[Start of section]
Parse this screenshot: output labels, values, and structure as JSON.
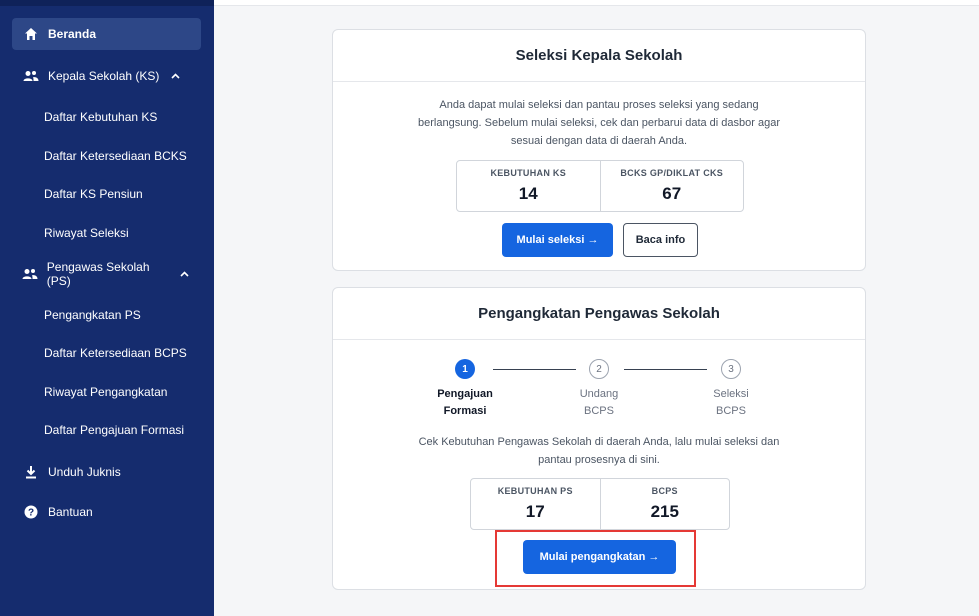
{
  "sidebar": {
    "home": "Beranda",
    "ks_group": "Kepala Sekolah (KS)",
    "ks_items": [
      "Daftar Kebutuhan KS",
      "Daftar Ketersediaan BCKS",
      "Daftar KS Pensiun",
      "Riwayat Seleksi"
    ],
    "ps_group": "Pengawas Sekolah (PS)",
    "ps_items": [
      "Pengangkatan PS",
      "Daftar Ketersediaan BCPS",
      "Riwayat Pengangkatan",
      "Daftar Pengajuan Formasi"
    ],
    "download": "Unduh Juknis",
    "help": "Bantuan",
    "icons": [
      "home-icon",
      "users-icon",
      "chevron-up-icon",
      "download-icon",
      "help-icon"
    ]
  },
  "seleksi": {
    "title": "Seleksi Kepala Sekolah",
    "desc_line1": "Anda dapat mulai seleksi dan pantau proses seleksi yang sedang",
    "desc_line2": "berlangsung. Sebelum mulai seleksi, cek dan perbarui data di dasbor agar",
    "desc_line3": "sesuai dengan data di daerah Anda.",
    "stat1_label": "KEBUTUHAN KS",
    "stat1_value": "14",
    "stat2_label": "BCKS GP/DIKLAT CKS",
    "stat2_value": "67",
    "primary_btn": "Mulai seleksi →",
    "secondary_btn": "Baca info"
  },
  "pengangkatan": {
    "title": "Pengangkatan Pengawas Sekolah",
    "steps": [
      {
        "num": "1",
        "line1": "Pengajuan",
        "line2": "Formasi"
      },
      {
        "num": "2",
        "line1": "Undang",
        "line2": "BCPS"
      },
      {
        "num": "3",
        "line1": "Seleksi",
        "line2": "BCPS"
      }
    ],
    "desc_line1": "Cek Kebutuhan Pengawas Sekolah di daerah Anda, lalu mulai seleksi dan",
    "desc_line2": "pantau prosesnya di sini.",
    "stat1_label": "KEBUTUHAN PS",
    "stat1_value": "17",
    "stat2_label": "BCPS",
    "stat2_value": "215",
    "primary_btn": "Mulai pengangkatan →"
  },
  "colors": {
    "sidebar_bg": "#152c6e",
    "accent": "#1565e0",
    "highlight": "#e53935"
  }
}
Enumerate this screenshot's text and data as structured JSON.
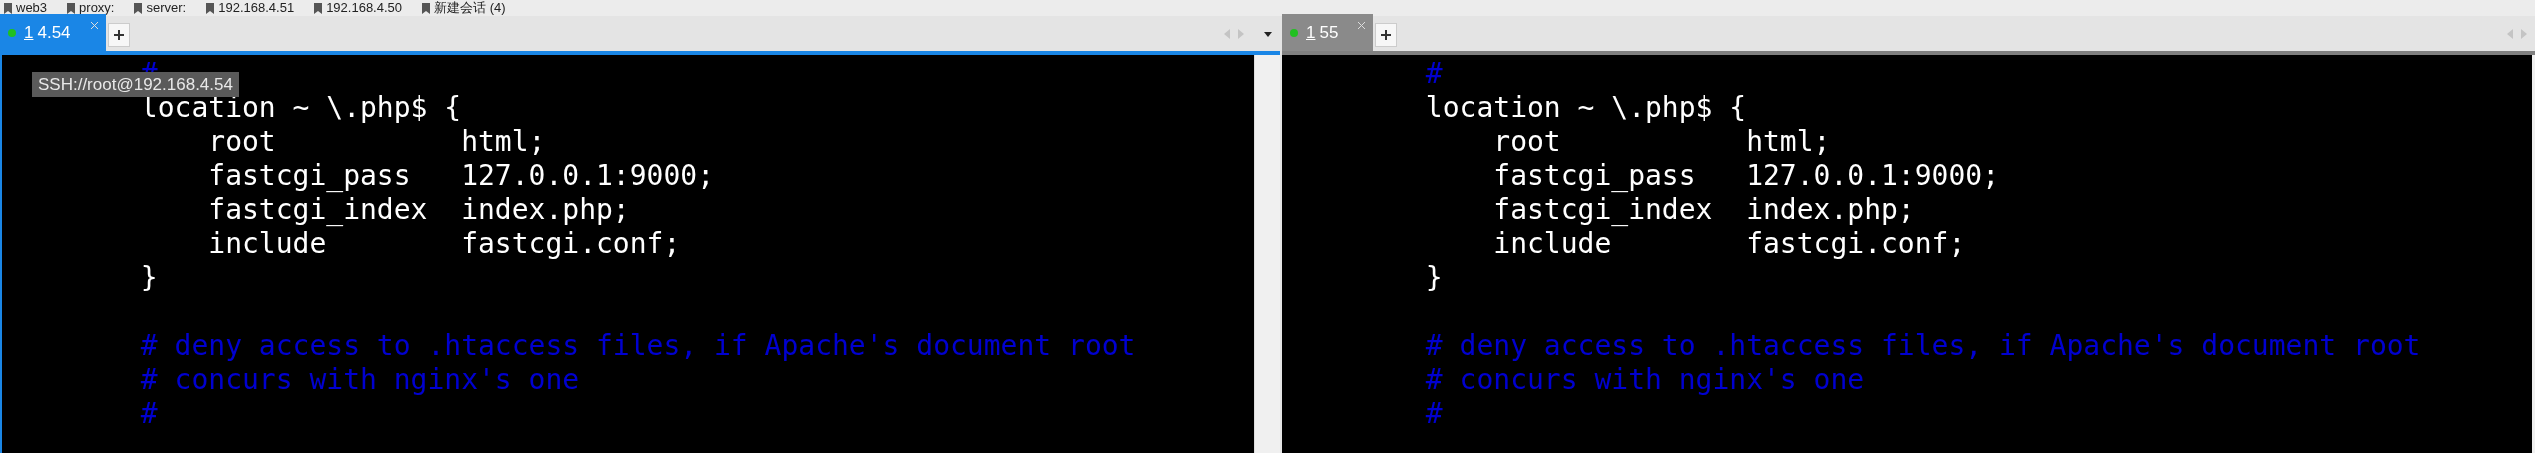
{
  "bookmarks": [
    {
      "label": "web3"
    },
    {
      "label": "proxy:"
    },
    {
      "label": "server:"
    },
    {
      "label": "192.168.4.51"
    },
    {
      "label": "192.168.4.50"
    },
    {
      "label": "新建会话 (4)"
    }
  ],
  "panes": [
    {
      "active": true,
      "tab": {
        "number": "1",
        "label": "4.54",
        "connected": true,
        "selected": true
      },
      "tooltip": "SSH://root@192.168.4.54",
      "lines": [
        {
          "kind": "comment",
          "text": "        #"
        },
        {
          "kind": "code",
          "text": "        location ~ \\.php$ {"
        },
        {
          "kind": "code",
          "text": "            root           html;"
        },
        {
          "kind": "code",
          "text": "            fastcgi_pass   127.0.0.1:9000;"
        },
        {
          "kind": "code",
          "text": "            fastcgi_index  index.php;"
        },
        {
          "kind": "code",
          "text": "            include        fastcgi.conf;"
        },
        {
          "kind": "code",
          "text": "        }"
        },
        {
          "kind": "blank"
        },
        {
          "kind": "comment",
          "text": "        # deny access to .htaccess files, if Apache's document root"
        },
        {
          "kind": "comment",
          "text": "        # concurs with nginx's one"
        },
        {
          "kind": "comment",
          "text": "        #"
        }
      ]
    },
    {
      "active": false,
      "tab": {
        "number": "1",
        "label": "55",
        "connected": true,
        "selected": true
      },
      "lines": [
        {
          "kind": "comment",
          "text": "        #"
        },
        {
          "kind": "code",
          "text": "        location ~ \\.php$ {"
        },
        {
          "kind": "code",
          "text": "            root           html;"
        },
        {
          "kind": "code",
          "text": "            fastcgi_pass   127.0.0.1:9000;"
        },
        {
          "kind": "code",
          "text": "            fastcgi_index  index.php;"
        },
        {
          "kind": "code",
          "text": "            include        fastcgi.conf;"
        },
        {
          "kind": "code",
          "text": "        }"
        },
        {
          "kind": "blank"
        },
        {
          "kind": "comment",
          "text": "        # deny access to .htaccess files, if Apache's document root"
        },
        {
          "kind": "comment",
          "text": "        # concurs with nginx's one"
        },
        {
          "kind": "comment",
          "text": "        #"
        }
      ]
    }
  ]
}
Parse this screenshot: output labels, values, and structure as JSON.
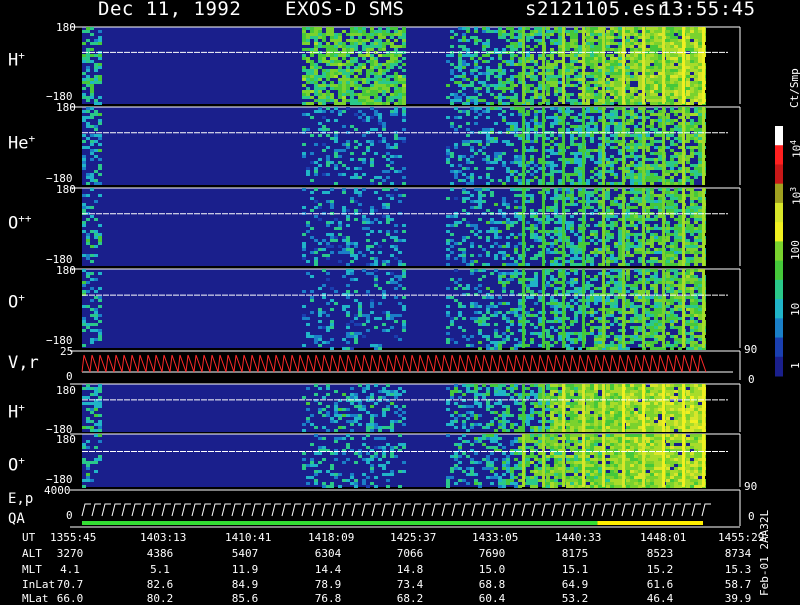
{
  "header": {
    "date": "Dec 11, 1992",
    "instrument": "EXOS-D SMS",
    "file": "s2121105.esr",
    "time": "13:55:45"
  },
  "colors": {
    "background": "#000000",
    "spectrogram_base": "#1a1f8c",
    "trace_line": "#ffffff",
    "velocity_line": "#ff2a2a",
    "qa_green": "#33dd33",
    "qa_yellow": "#ffee00"
  },
  "panels": [
    {
      "label_base": "H",
      "label_sup": "+",
      "ymax": "180",
      "ymin": "−180"
    },
    {
      "label_base": "He",
      "label_sup": "+",
      "ymax": "180",
      "ymin": "−180"
    },
    {
      "label_base": "O",
      "label_sup": "++",
      "ymax": "180",
      "ymin": "−180"
    },
    {
      "label_base": "O",
      "label_sup": "+",
      "ymax": "180",
      "ymin": "−180"
    },
    {
      "label_base": "V",
      "label_sup": "",
      "label_suffix": ",r",
      "ymax": "25",
      "ymin": "0",
      "right_top": "90",
      "right_bottom": "0"
    },
    {
      "label_base": "H",
      "label_sup": "+",
      "ymax": "180",
      "ymin": "−180"
    },
    {
      "label_base": "O",
      "label_sup": "+",
      "ymax": "180",
      "ymin": "−180",
      "right_bottom": "90"
    },
    {
      "label_base": "E,p",
      "label_line2": "QA",
      "ymax": "4000",
      "ymin": "0",
      "right_bottom": "0"
    }
  ],
  "colorbar": {
    "unit": "Ct/Smp",
    "labels": [
      "10",
      "10",
      "100",
      "10",
      "1"
    ],
    "exponents": [
      "4",
      "3",
      "",
      "",
      ""
    ]
  },
  "footer": {
    "row_labels": [
      "UT",
      "ALT",
      "MLT",
      "InLat",
      "MLat"
    ],
    "columns": [
      {
        "UT": "1355:45",
        "ALT": "3270",
        "MLT": "4.1",
        "InLat": "70.7",
        "MLat": "66.0"
      },
      {
        "UT": "1403:13",
        "ALT": "4386",
        "MLT": "5.1",
        "InLat": "82.6",
        "MLat": "80.2"
      },
      {
        "UT": "1410:41",
        "ALT": "5407",
        "MLT": "11.9",
        "InLat": "84.9",
        "MLat": "85.6"
      },
      {
        "UT": "1418:09",
        "ALT": "6304",
        "MLT": "14.4",
        "InLat": "78.9",
        "MLat": "76.8"
      },
      {
        "UT": "1425:37",
        "ALT": "7066",
        "MLT": "14.8",
        "InLat": "73.4",
        "MLat": "68.2"
      },
      {
        "UT": "1433:05",
        "ALT": "7690",
        "MLT": "15.0",
        "InLat": "68.8",
        "MLat": "60.4"
      },
      {
        "UT": "1440:33",
        "ALT": "8175",
        "MLT": "15.1",
        "InLat": "64.9",
        "MLat": "53.2"
      },
      {
        "UT": "1448:01",
        "ALT": "8523",
        "MLT": "15.2",
        "InLat": "61.6",
        "MLat": "46.4"
      },
      {
        "UT": "1455:29",
        "ALT": "8734",
        "MLT": "15.3",
        "InLat": "58.7",
        "MLat": "39.9"
      }
    ],
    "side_note": "Feb-01 2AA32L"
  },
  "chart_data": {
    "type": "heatmap",
    "title": "Dec 11, 1992   EXOS-D SMS",
    "x": [
      "1355:45",
      "1403:13",
      "1410:41",
      "1418:09",
      "1425:37",
      "1433:05",
      "1440:33",
      "1448:01",
      "1455:29"
    ],
    "xlabel": "UT",
    "series": [
      {
        "name": "H+",
        "ylim": [
          -180,
          180
        ]
      },
      {
        "name": "He+",
        "ylim": [
          -180,
          180
        ]
      },
      {
        "name": "O++",
        "ylim": [
          -180,
          180
        ]
      },
      {
        "name": "O+",
        "ylim": [
          -180,
          180
        ]
      },
      {
        "name": "V,r",
        "ylim": [
          0,
          25
        ]
      },
      {
        "name": "H+",
        "ylim": [
          -180,
          180
        ]
      },
      {
        "name": "O+",
        "ylim": [
          -180,
          180
        ]
      },
      {
        "name": "E,p QA",
        "ylim": [
          0,
          4000
        ]
      }
    ],
    "colorscale": {
      "unit": "Ct/Smp",
      "range": [
        1,
        10000
      ],
      "log": true
    }
  }
}
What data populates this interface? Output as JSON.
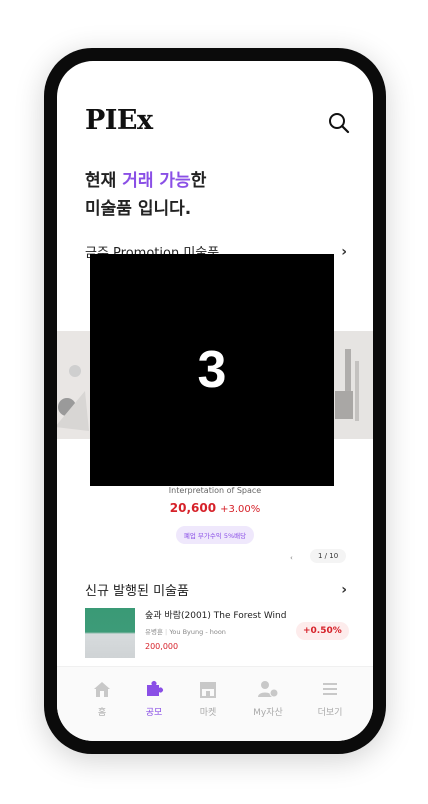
{
  "header": {
    "logo": "PIEx",
    "search_icon": "search-icon"
  },
  "headline": {
    "line1_prefix": "현재 ",
    "line1_accent": "거래 가능",
    "line1_suffix": "한",
    "line2": "미술품 입니다."
  },
  "promotion": {
    "section_title": "금주 Promotion 미술품",
    "overlay_number": "3",
    "title": "Interpretation of Space",
    "price": "20,600",
    "rate": "+3.00%",
    "badge": "폐업 부가수익 5%배당",
    "pager_prev": "‹",
    "pager": "1 / 10"
  },
  "new_section": {
    "title": "신규 발행된 미술품",
    "items": [
      {
        "title": "숲과 바람(2001)  The Forest Wind",
        "artist_kr": "유병훈",
        "artist_en": "You Byung - hoon",
        "price": "200,000",
        "rate": "+0.50%"
      }
    ]
  },
  "tabs": [
    {
      "label": "홈",
      "icon": "home-icon",
      "active": false
    },
    {
      "label": "공모",
      "icon": "puzzle-icon",
      "active": true
    },
    {
      "label": "마켓",
      "icon": "store-icon",
      "active": false
    },
    {
      "label": "My자산",
      "icon": "user-coin-icon",
      "active": false
    },
    {
      "label": "더보기",
      "icon": "menu-icon",
      "active": false
    }
  ],
  "colors": {
    "accent": "#8a4fe6",
    "price_red": "#d6222a",
    "frame": "#0b0b0b"
  }
}
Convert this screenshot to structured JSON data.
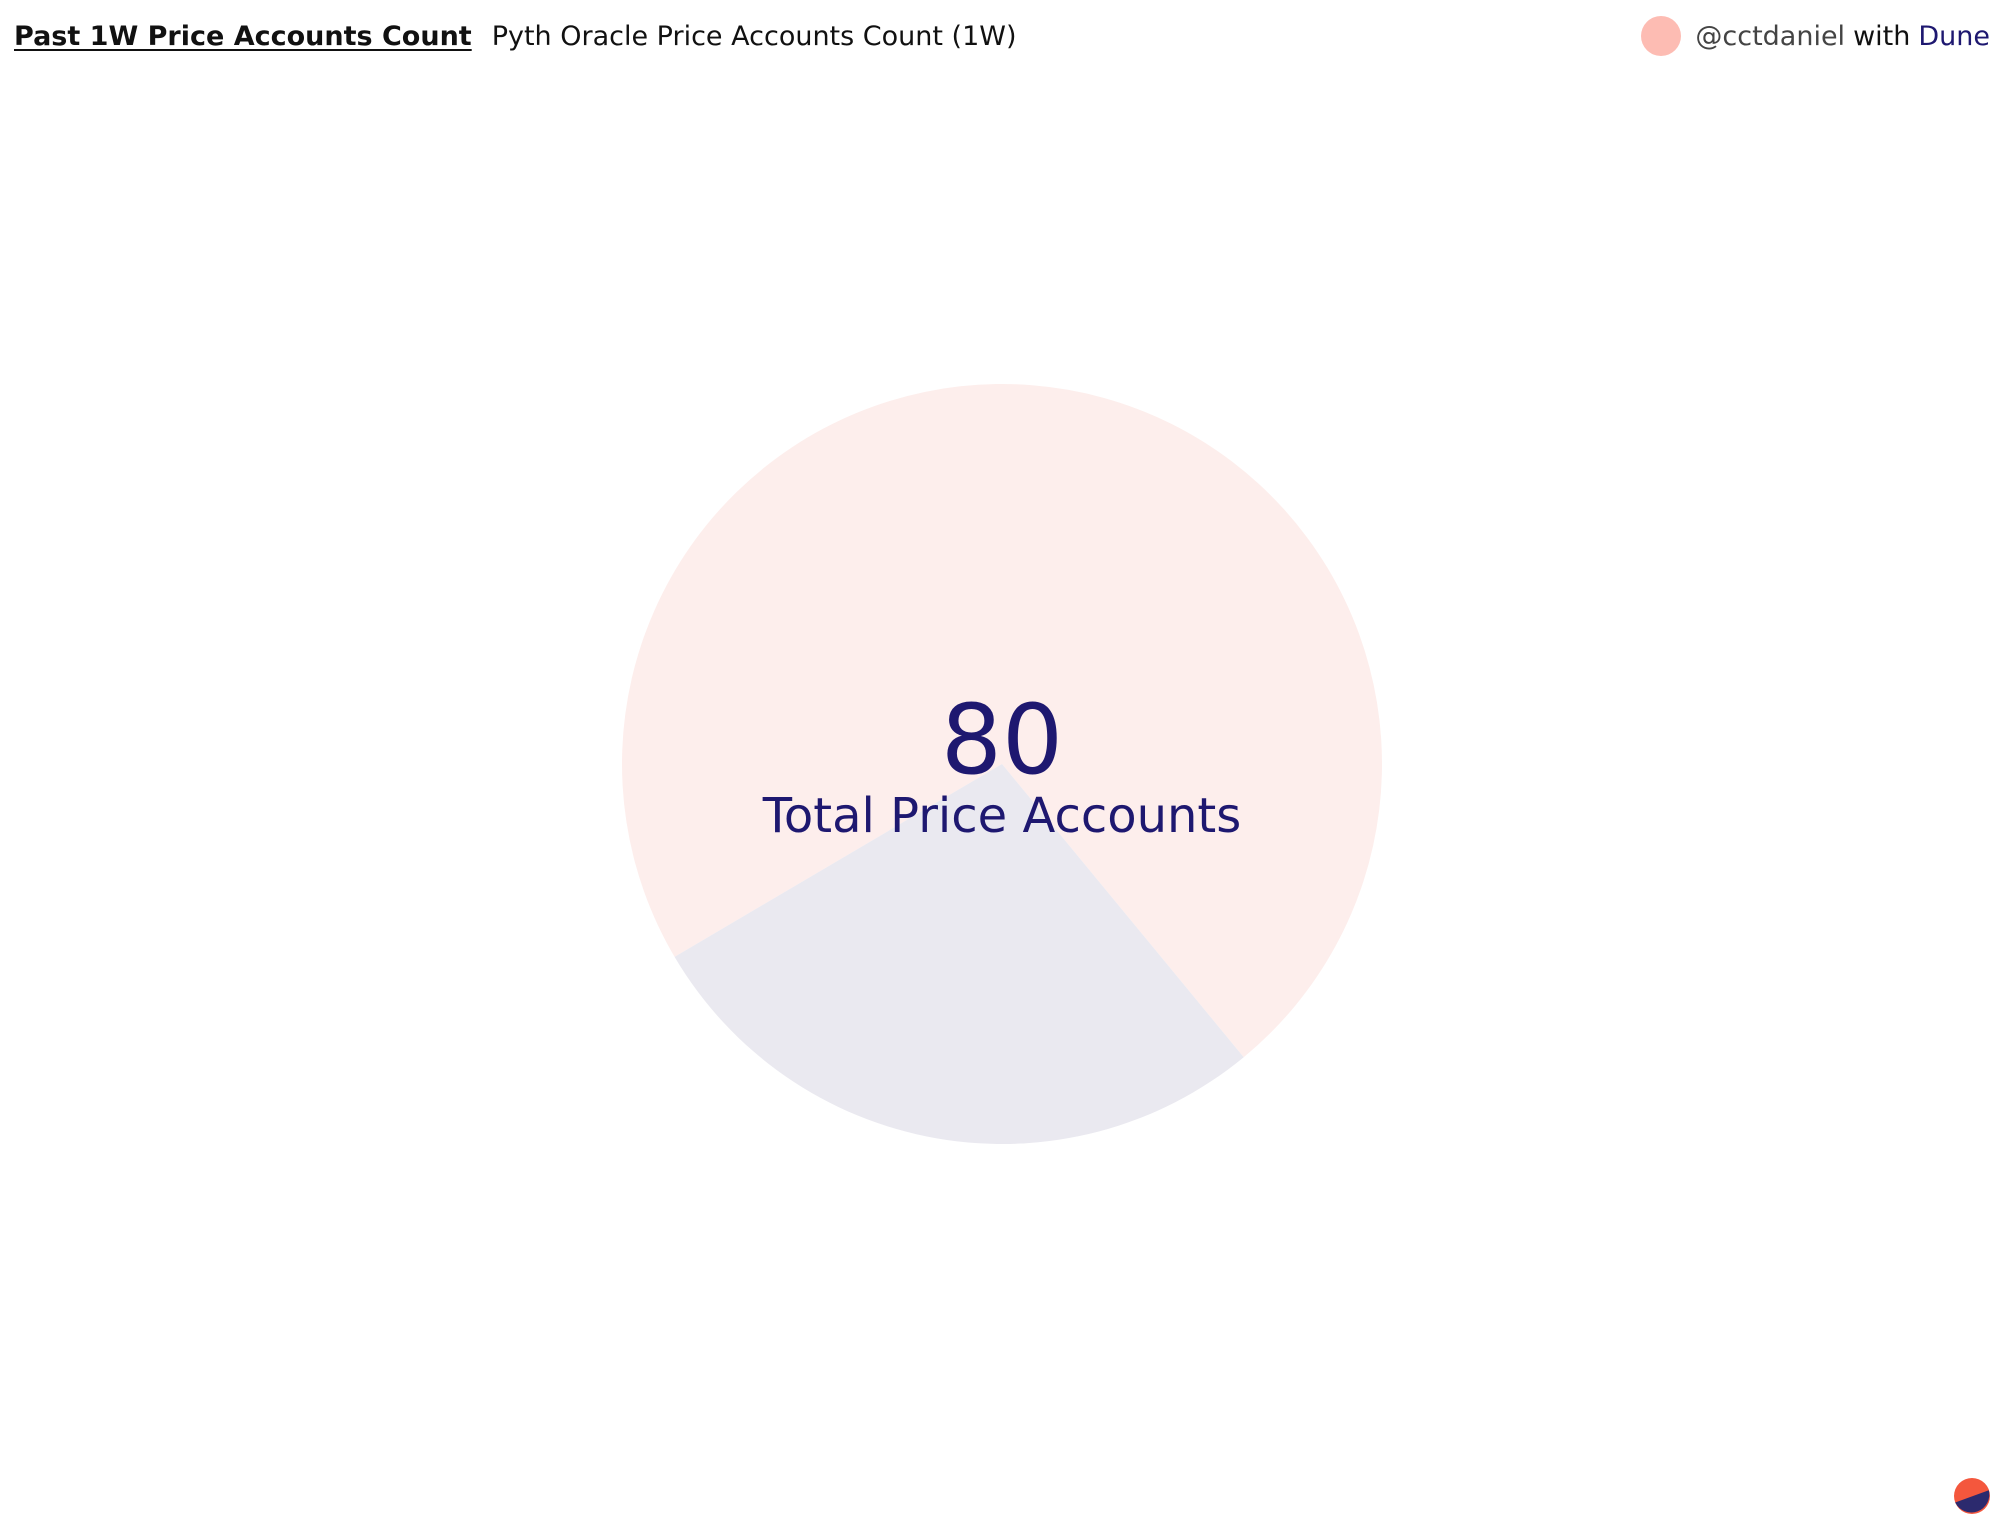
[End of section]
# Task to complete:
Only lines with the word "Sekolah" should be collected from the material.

# Exercise response:
    "ks_group": "Kepala Sekolah (KS)",
    "ps_group": "Pengawas Sekolah (PS)",
    "title": "Seleksi Kepala Sekolah",
    "title": "Pengangkatan Pengawas Sekolah",
    "desc_line1": "Cek Kebutuhan Pengawas Sekolah di daerah Anda, lalu mulai seleksi dan",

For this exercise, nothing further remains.